2017-18

Medieval Studies 1022 - Introduction to Medieval Studies (Helsen)
This foundation course will introduce civilization and thought in Europe and the Mediterranean between 400 and 1500, with emphasis on the medieval roots of many modern institutions and attitudes, including philosophy, technology, law, governance, courtly love and attitudes to women, warfare, art and archaeology, Christianity and Islam, literature, music and coinage.

English 3300 (formerly 3001) - History of the English Language (Fox)
A study of the historical development of English phonology, morphology, orthography and syntax from Old English to the modern period. At the same time, we examine the changing roles of English (commercial, literary, and administrative) and the different varieties of the language available to its many speakers.

English 3315E - Disenchanted Chaucer: Authority and Literature in Medieval England (Moll)
The authority of crown, family, and church, and even the texts that supported those institutions, was questioned in the late medieval period. While introducing the Middle English language, this course will explore how Geoffrey Chaucer and his contemporaries used literature to critique social and political institutions.

French 3542F - Culture and Literature in Society: The Middle Ages in France (cross-listed with French 4102F) (Nassichuk)
Through the study of the cultural productions from the Middle Ages in France, students will deepen their knowledge of specific productions as well as of critical approaches to them in order to be able to formulate their own critical perspectives and to communicate them effectively and accurately orally and in writing.

French 3870B - History of the French Language (Nassichuk)
An overview of the internal and external evolution of French, from Latin to the present. Historical phonetics, morphology and syntax shed light on lexical developments as well as philological issues arising in French texts of different periods. Social and political factors influencing the status of French today are also considered. 

French 4040A - Old French Language (Leclerc)
The introduction to Old French has a double objective: it permits the direct study of the earliest examples of French literature and at the same time provides a diachronic overview of the morphological, phonetic and syntactic evolution of the French language.

German 3305 - Advanced German (Lausch)
Take your German to the next level while exploring topics such as travel, politics, history, film, music, fine art, literature, technology and the environment.
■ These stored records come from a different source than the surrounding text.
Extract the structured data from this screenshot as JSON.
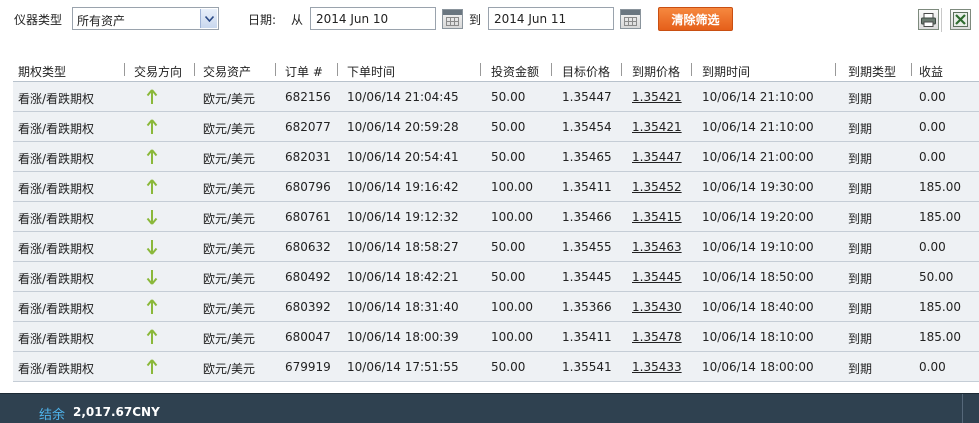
{
  "filter": {
    "instrument_label": "仪器类型",
    "instrument_value": "所有资产",
    "date_label": "日期:",
    "from_label": "从",
    "from_value": "2014 Jun 10",
    "to_label": "到",
    "to_value": "2014 Jun 11",
    "clear_label": "清除筛选"
  },
  "table": {
    "headers": [
      "期权类型",
      "交易方向",
      "交易资产",
      "订单 #",
      "下单时间",
      "投资金额",
      "目标价格",
      "到期价格",
      "到期时间",
      "到期类型",
      "收益"
    ],
    "rows": [
      {
        "type": "看涨/看跌期权",
        "direction": "up",
        "asset": "欧元/美元",
        "order": "682156",
        "time": "10/06/14 21:04:45",
        "amount": "50.00",
        "target": "1.35447",
        "expiry_price": "1.35421",
        "expiry_time": "10/06/14 21:10:00",
        "expiry_type": "到期",
        "payout": "0.00"
      },
      {
        "type": "看涨/看跌期权",
        "direction": "up",
        "asset": "欧元/美元",
        "order": "682077",
        "time": "10/06/14 20:59:28",
        "amount": "50.00",
        "target": "1.35454",
        "expiry_price": "1.35421",
        "expiry_time": "10/06/14 21:10:00",
        "expiry_type": "到期",
        "payout": "0.00"
      },
      {
        "type": "看涨/看跌期权",
        "direction": "up",
        "asset": "欧元/美元",
        "order": "682031",
        "time": "10/06/14 20:54:41",
        "amount": "50.00",
        "target": "1.35465",
        "expiry_price": "1.35447",
        "expiry_time": "10/06/14 21:00:00",
        "expiry_type": "到期",
        "payout": "0.00"
      },
      {
        "type": "看涨/看跌期权",
        "direction": "up",
        "asset": "欧元/美元",
        "order": "680796",
        "time": "10/06/14 19:16:42",
        "amount": "100.00",
        "target": "1.35411",
        "expiry_price": "1.35452",
        "expiry_time": "10/06/14 19:30:00",
        "expiry_type": "到期",
        "payout": "185.00"
      },
      {
        "type": "看涨/看跌期权",
        "direction": "down",
        "asset": "欧元/美元",
        "order": "680761",
        "time": "10/06/14 19:12:32",
        "amount": "100.00",
        "target": "1.35466",
        "expiry_price": "1.35415",
        "expiry_time": "10/06/14 19:20:00",
        "expiry_type": "到期",
        "payout": "185.00"
      },
      {
        "type": "看涨/看跌期权",
        "direction": "down",
        "asset": "欧元/美元",
        "order": "680632",
        "time": "10/06/14 18:58:27",
        "amount": "50.00",
        "target": "1.35455",
        "expiry_price": "1.35463",
        "expiry_time": "10/06/14 19:10:00",
        "expiry_type": "到期",
        "payout": "0.00"
      },
      {
        "type": "看涨/看跌期权",
        "direction": "down",
        "asset": "欧元/美元",
        "order": "680492",
        "time": "10/06/14 18:42:21",
        "amount": "50.00",
        "target": "1.35445",
        "expiry_price": "1.35445",
        "expiry_time": "10/06/14 18:50:00",
        "expiry_type": "到期",
        "payout": "50.00"
      },
      {
        "type": "看涨/看跌期权",
        "direction": "up",
        "asset": "欧元/美元",
        "order": "680392",
        "time": "10/06/14 18:31:40",
        "amount": "100.00",
        "target": "1.35366",
        "expiry_price": "1.35430",
        "expiry_time": "10/06/14 18:40:00",
        "expiry_type": "到期",
        "payout": "185.00"
      },
      {
        "type": "看涨/看跌期权",
        "direction": "up",
        "asset": "欧元/美元",
        "order": "680047",
        "time": "10/06/14 18:00:39",
        "amount": "100.00",
        "target": "1.35411",
        "expiry_price": "1.35478",
        "expiry_time": "10/06/14 18:10:00",
        "expiry_type": "到期",
        "payout": "185.00"
      },
      {
        "type": "看涨/看跌期权",
        "direction": "up",
        "asset": "欧元/美元",
        "order": "679919",
        "time": "10/06/14 17:51:55",
        "amount": "50.00",
        "target": "1.35541",
        "expiry_price": "1.35433",
        "expiry_time": "10/06/14 18:00:00",
        "expiry_type": "到期",
        "payout": "0.00"
      }
    ]
  },
  "footer": {
    "balance_label": "结余",
    "balance_value": "2,017.67CNY"
  },
  "icons": {
    "print": "print-icon",
    "export": "excel-export-icon",
    "calendar": "calendar-icon",
    "up_arrow": "arrow-up-icon",
    "down_arrow": "arrow-down-icon"
  },
  "colors": {
    "clear_button": "#ee7430",
    "direction_arrow": "#8ab83a",
    "row_bg": "#eef1f4",
    "footer_bg": "#2f4150",
    "footer_label": "#4fb4ec"
  }
}
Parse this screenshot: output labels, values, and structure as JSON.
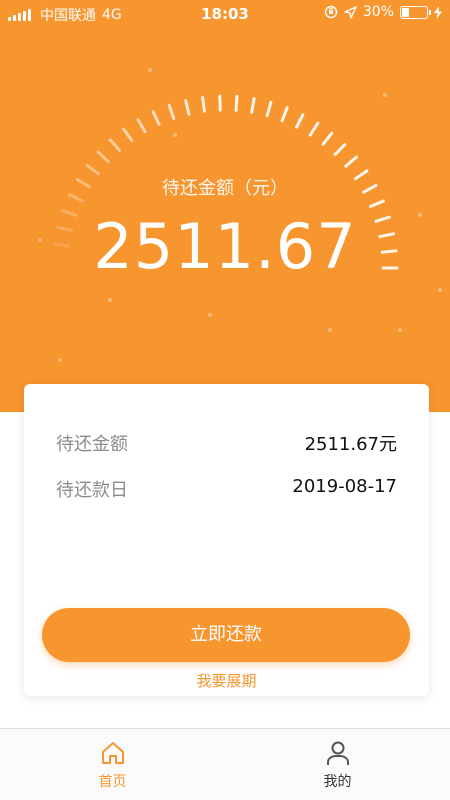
{
  "status_bar": {
    "carrier": "中国联通",
    "network": "4G",
    "time": "18:03",
    "battery_percent": "30%",
    "battery_level": 0.3,
    "icons": [
      "signal-icon",
      "rotation-lock-icon",
      "location-arrow-icon",
      "battery-icon",
      "charging-bolt-icon"
    ]
  },
  "hero": {
    "label": "待还金额（元）",
    "amount": "2511.67",
    "background_color": "#f7952f"
  },
  "details": {
    "rows": [
      {
        "label": "待还金额",
        "value": "2511.67元"
      },
      {
        "label": "待还款日",
        "value": "2019-08-17"
      }
    ]
  },
  "actions": {
    "pay_now": "立即还款",
    "extend": "我要展期"
  },
  "tabbar": {
    "items": [
      {
        "label": "首页",
        "icon": "home-icon",
        "active": true
      },
      {
        "label": "我的",
        "icon": "person-icon",
        "active": false
      }
    ],
    "active_color": "#f7952f"
  }
}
Learn to speak and write more fluently, express yourself more idiomatically, and master the more challenging points of German grammar.

History 2405E - Thrones Games: The English Monarchy from the Anglo-Saxons to the Death of Richard III (Murison)
The course begins with the Anglo-Saxon heptarchy (seven kingdoms) and ends in 1485. We shall study such themes as the means used to attain and keep power, the nature of rebellions and the relationship between rulers and ruled. Students will undertake document work and a Computer Module assist analysis.

History 2606E - The Making of the Modern Middle East (Shatzmiller)
This course moves from the disintegration of the Ottoman Empire through the formation of independent Turkey and the Arab and Jewish states to a consideration of social, economic and political developments such as the development of secular nationalism, socialism, pan-Islamism, and the challenges facing the modern Middle East. History 2608F/G, the former History 2161E. 2 lecture hours, 1 tutorial hour, 1.0 course.

History 3497F - Criminals, Crime Scenes and Punishment in Medieval Britain - Huron University College (Duggan)
When someone commits a crime nowadays, witnesses and/or victims notify the police. But what would people do if no police force existed, as was the case in medieval Britain? How would criminals be apprehended and brought to justice? Not for the faint-hearted, this course will explore how both men and women experienced and dealt with crime in medieval Britain through a variety of (sometimes grisly) topics, including feud, imprisonment, murder, outlawry, rape, robbery, and execution.

History 4603F - Silk Roads and Spice Routes: Ancient and Medieval Asia and World Contacts (Young)
This course will investigate the economic, political, religious, cultural, and technological impact of long distance land and sea trade between Asia and other world regions in ancient and medieval times up to around 1500.

Latin 2000 - Advanced Latin (K. Gervais)
This course completes the study of forms and grammatical material not covered in the beginners’ course and introduces students to the works of Latin authors.

Philosophy 2205W/X - Ancient and Medieval Philosophy - King's University College (Hegedus/Mouroutsou)
A survey of the great philosophers from the pre-Socratics to Aquinas; focusing on the systematic unity of their thought, the influence of their ideas and their importance for us today. Themes include: the nature of reality, human existence, truth, God, political agency, and ethics. Antirequisite(s): Philosophy 2200F/G, 2201F/G. 6 lecture hours, 1.0 course.

Philosophy 3012F/G - Medieval Philosophy (Lagerlund)
A survey of core issues and figures in medieval philosophy. Prerequisite(s): Philosophy 2200F/G, Medieval Studies 1020E, or both of Medieval Studies 1025F/G and 1026F/G. 3 hours, 0.5 course.

Religious Studies 2204F/G - World Religions: Judaism and Islam - King's University College (Hegedus)
A study of the history, faith and practices of Judaism and Islam. Antirequisite(s): Religious Studies 2130 3 hours, 0.5 course.